Kissing Cousins

This is how CNN (and most other media, including the New York Times, which ran a front-page, above-the-fold story) reported the "kissing cousins" story early in April:

"An unrelated couple has about a 3 percent to 4 percent risk of having a child with [birth defects]. But for close cousins who are married, that risk jumps only 1.7 percent to 2.8 percent, the study said."

In other words, the risk of birth defect-related problems increases from 3-4% for unrelated couples to 4.7-6.8% for children of first cousins. Perhaps we can accept that as a tolerable increase in risk.

But what if this same degree of increased risk of birth defects were shown (though scientifically it never has been) for exposure to pesticide residues, food additives, eating Hudson River fish exposed to trace levels of PCBs, and so forth. The news story would probably read like this:

According to a new study, children of parents exposed to (pesticides, food additives, fill in the teratogen de jour) face nearly a DOUBLED RISK of birth defects. Advocates call for regulation to reduce this intolerable risk...

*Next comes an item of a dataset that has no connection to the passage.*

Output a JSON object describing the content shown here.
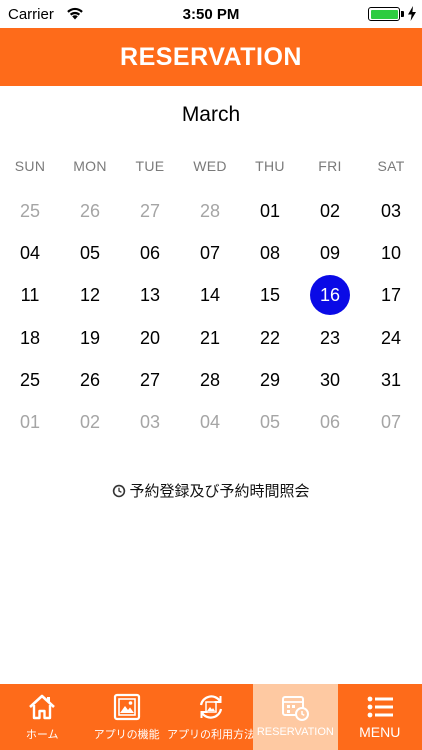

Why do we have a double standard in reporting on factors that elevate risk?

Dr. Whelan, President of ACSH, holds doctoral and master's degrees in public health.